Continuing our discussion about SO2R technical discussion brings a focus to the concerns of cross band interference between your two radios.
Having one transmitter spewing energy at full power while trying to listen on the other radio’s receiver is daunting. Unless you have an Elecraft K3, your radio’s ability to perform adequate band pass filtering is probably not sufficient for the 2nd and 3rd harmonics from the transmitter resulting in severe de-sense of the receiver signal chain.
Orienting the antennas to minimize their interaction will help. If you are lucky you may well achieve good isolation between at least some of the cross band combinations.
To help radios avoid this interaction, a few manufacturers have products which provide excellent band pass filtering.
Enter the tunable (or selectable) band pass filter.
I found the following manufacturers with band pass offerings:
- W3NQN FilterMax multi-band BPF – 200 Watts – 160, 80, 40, 20, 15, 10 meters – Front Panel Controls plus remote control and an Ethernet option – ~$900
- ICE 419 B – Combination multi-band BPF – 200 Watts – 160, 80, 40, 20, 15, 10 meters – Front Panel Controls plus remote control – ~$288
- Dunestar Model 600: Multi-Band Remote Switched BPF – at least 100 Watts – 160, 80, 40, 20, 15, 10 meters – Remote control only – ~$379
There may be others so look around. Note some of the above manufacturers also have single band band-pass filters available. These might be appropriate inline near mono-band antennas.
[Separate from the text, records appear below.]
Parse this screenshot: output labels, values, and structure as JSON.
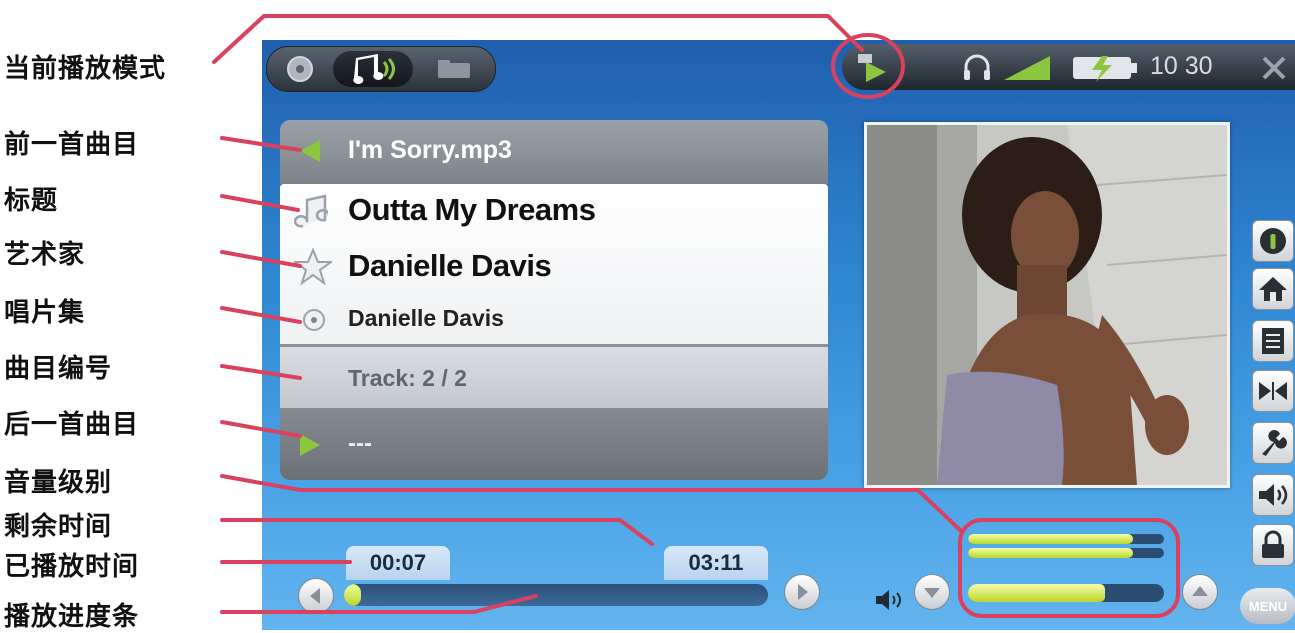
{
  "annotations": {
    "play_mode": "当前播放模式",
    "prev_track": "前一首曲目",
    "title": "标题",
    "artist": "艺术家",
    "album": "唱片集",
    "track_number": "曲目编号",
    "next_track": "后一首曲目",
    "volume_level": "音量级别",
    "remaining_time": "剩余时间",
    "elapsed_time": "已播放时间",
    "progress_bar": "播放进度条"
  },
  "status": {
    "clock": "10 30"
  },
  "player": {
    "prev_file": "I'm Sorry.mp3",
    "title": "Outta My Dreams",
    "artist": "Danielle Davis",
    "album": "Danielle Davis",
    "track": "Track: 2 / 2",
    "next_file": "---",
    "elapsed": "00:07",
    "remaining": "03:11",
    "progress_fraction": 0.04,
    "volume_fraction": 0.7,
    "menu_label": "MENU"
  },
  "colors": {
    "accent_green": "#8cc63f",
    "callout_red": "#d9415e",
    "screen_blue": "#2f86d1"
  },
  "icons": [
    "music-note-icon",
    "headphones-icon",
    "signal-icon",
    "battery-icon",
    "close-icon",
    "info-icon",
    "home-icon",
    "playlist-icon",
    "repeat-icon",
    "settings-icon",
    "volume-icon",
    "lock-icon"
  ]
}
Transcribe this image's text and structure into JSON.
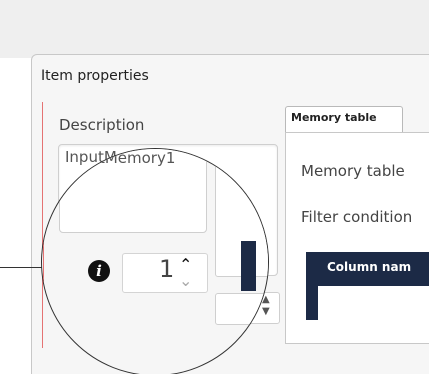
{
  "panel": {
    "title": "Item properties",
    "description_label": "Description",
    "description_value": "InputMemory1"
  },
  "tabs": [
    {
      "label": "Memory table"
    }
  ],
  "memory_tab": {
    "memory_table_label": "Memory table",
    "filter_label": "Filter condition",
    "column_header": "Column nam"
  },
  "number_field": {
    "value": "1",
    "up_icon": "spin-up-arrow",
    "down_icon": "spin-down-arrow"
  },
  "icons": {
    "info": "info-circle-icon",
    "info_glyph": "i"
  },
  "colors": {
    "accent_navy": "#1c2a46",
    "required_marker_red": "#e57373"
  }
}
However, it is likely you are using one antenna for a few bands if you are just getting started in SO2R.
If we modify our station system diagram (shown in the previous post) by adding the multi-band band pass filters we get…
I personally own an ICE 419B. I like it fine. It offers front panel controls as well as remote operation via signal inputs.
In the “Basic SO2R” you are unlikely to have automatic band switching capability (we’ll cover that in a future post). So having front panel controls makes sense. Not all models have front panel controls so you need to be sure you understand what you are purchasing if you decide to drop the coin on BPFs.
Contest Bands Only
There’s one thing you need to understand very clearly about these Amateur Radio Band-Pass Filters; They are for contest bands only. They only allow 160, 80, 40, 20, 15 and 10 meters through. WARC bands won’t work.
The ICE 419B has a “no filtering” mode. I don’t think this means the filters are removed. I am pretty sure it just allows all filters channels through in parallel. This suggests only the contest bands get through this device either one at a time or all at once.
The point is this. If you design these filters into your shack, you may well have to do something extra to operate in the WARC bands. Contest stations and regular stations have competing requirements. Keep that in mind.
Adding filters to your ham shack is a great way to ensure your two SO2R radios have as much isolation as possible. As you continue to evolve your shack you will most certainly want to automate these filters so they track the selected band on the radio. Until that happens understand you will now have one additional thing to twiddle when you change bands.
Is filtering really need with modern rigs?
There are reports the Elecraft K3 provides sufficient filtering to prevent interference from the second harmonic of a lower band. True? I have no idea. If I had a K3 I would still have filtering until I know for certain I won’t damage the front end with the energy.
The market has provided band-pass options for contest stations for quite some time. The models appear to be mature and ready for your application.
Next we will examine how to take advantage of more than two antennas.